Tensions with China lift buck as equities fall
NOVEMBER 20, 2019
The U.S. Dollar is up against most majors across the board with the Japanese Yen being the exception as, once again, the fear of no progress towards a trade deal between the U.S. and China is hitting global markets, especially bond yields.
Indeed, the safe-haven status seems to be back because the U.S. Senate passed legislation supporting Hong Kong protesters who have been involved in the violence that has affected markets negatively. Additionally, it adds a diplomatic blow to negotiations since China is trying to subdue the rise of separatist sentiment in Hong Kong.
The greenback improved the most against the Canadian Dollar and the Mexican Peso and the Nordic Norwegian Krone as well as Swedish Krona. The Fed Minutes at 2 PM later today will likely reveal a central bank with some division in the policy stance and concerned over the lack of growth in both inflation and wages. Since trade is the top topic at the moment, any statements regarding it are what will move the needle.

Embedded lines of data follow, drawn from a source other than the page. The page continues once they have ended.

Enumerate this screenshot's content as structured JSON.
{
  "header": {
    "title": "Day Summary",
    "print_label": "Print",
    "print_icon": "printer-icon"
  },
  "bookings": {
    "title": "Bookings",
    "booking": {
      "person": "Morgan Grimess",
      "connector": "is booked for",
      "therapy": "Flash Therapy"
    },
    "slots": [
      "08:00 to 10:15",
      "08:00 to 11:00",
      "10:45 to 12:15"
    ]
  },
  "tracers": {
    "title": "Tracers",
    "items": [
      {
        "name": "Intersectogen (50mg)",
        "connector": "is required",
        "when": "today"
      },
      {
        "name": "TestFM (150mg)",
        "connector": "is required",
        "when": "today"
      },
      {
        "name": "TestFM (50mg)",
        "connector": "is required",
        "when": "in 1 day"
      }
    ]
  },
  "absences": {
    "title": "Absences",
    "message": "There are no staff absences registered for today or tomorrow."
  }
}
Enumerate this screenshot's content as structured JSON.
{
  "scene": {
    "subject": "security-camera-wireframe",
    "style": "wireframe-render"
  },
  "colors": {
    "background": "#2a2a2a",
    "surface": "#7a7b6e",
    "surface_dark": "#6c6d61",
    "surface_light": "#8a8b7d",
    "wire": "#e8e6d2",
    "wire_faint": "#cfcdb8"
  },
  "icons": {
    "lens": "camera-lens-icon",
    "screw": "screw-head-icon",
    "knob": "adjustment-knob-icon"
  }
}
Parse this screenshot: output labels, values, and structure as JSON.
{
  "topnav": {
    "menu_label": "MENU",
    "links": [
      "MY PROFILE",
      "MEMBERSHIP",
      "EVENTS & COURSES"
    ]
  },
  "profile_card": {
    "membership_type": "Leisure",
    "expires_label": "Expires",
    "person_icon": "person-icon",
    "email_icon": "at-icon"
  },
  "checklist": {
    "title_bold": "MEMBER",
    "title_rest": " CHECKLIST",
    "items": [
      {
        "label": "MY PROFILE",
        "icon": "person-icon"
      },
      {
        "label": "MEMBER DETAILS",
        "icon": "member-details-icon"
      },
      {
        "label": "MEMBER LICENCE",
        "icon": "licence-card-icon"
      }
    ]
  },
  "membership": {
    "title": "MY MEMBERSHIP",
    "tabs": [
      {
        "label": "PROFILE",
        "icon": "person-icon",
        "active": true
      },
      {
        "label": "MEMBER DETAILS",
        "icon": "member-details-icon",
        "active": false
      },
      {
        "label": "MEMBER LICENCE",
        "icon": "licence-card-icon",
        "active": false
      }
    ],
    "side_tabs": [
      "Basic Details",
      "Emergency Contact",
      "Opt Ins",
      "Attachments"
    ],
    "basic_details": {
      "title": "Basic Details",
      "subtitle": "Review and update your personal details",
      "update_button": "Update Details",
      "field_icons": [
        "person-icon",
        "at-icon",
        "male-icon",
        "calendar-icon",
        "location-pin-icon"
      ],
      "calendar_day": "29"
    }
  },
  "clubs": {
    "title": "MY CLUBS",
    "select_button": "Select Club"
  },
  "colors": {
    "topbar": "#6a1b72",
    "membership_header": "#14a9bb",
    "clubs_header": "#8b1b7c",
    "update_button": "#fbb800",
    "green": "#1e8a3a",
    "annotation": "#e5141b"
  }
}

What to Watch Today…
- Fed Minutes 2 PM
Complete Economic Calendar can be found here.
The Euro falling slightly has also dragged the rest of the continent’s tender since threats to global growth are failing to fully go away. German productivity is interconnected with Nordic output, thus the reason why the news of a potential escalation in the U.S.-China trade dispute can reduce value so quickly. Bonds offer already low yields and it looks like the buck remains the go-to item for now. It is difficult to predict what type of retaliation China will attempt, but the situation benefits the greenback only.
The British Pound took a bit of a tumble following a televised political debate between the main leaders of the main parties campaigning ahead of the December 12th election: Labour Party’s Jeremy Corbyn and incumbent Prime Minister and leader of the Tories Boris Johnson. After a YouGov poll post-debate, results showed a perception that the discussion overall ended in a draw.
As the country remains polarized, the economy continues to await a solution to three years of austerity from the private sector, which has already shifted operations and business overseas. We do not think Brexit will happen as intended and that a deal or resolution in the next three months will propel Sterling higher.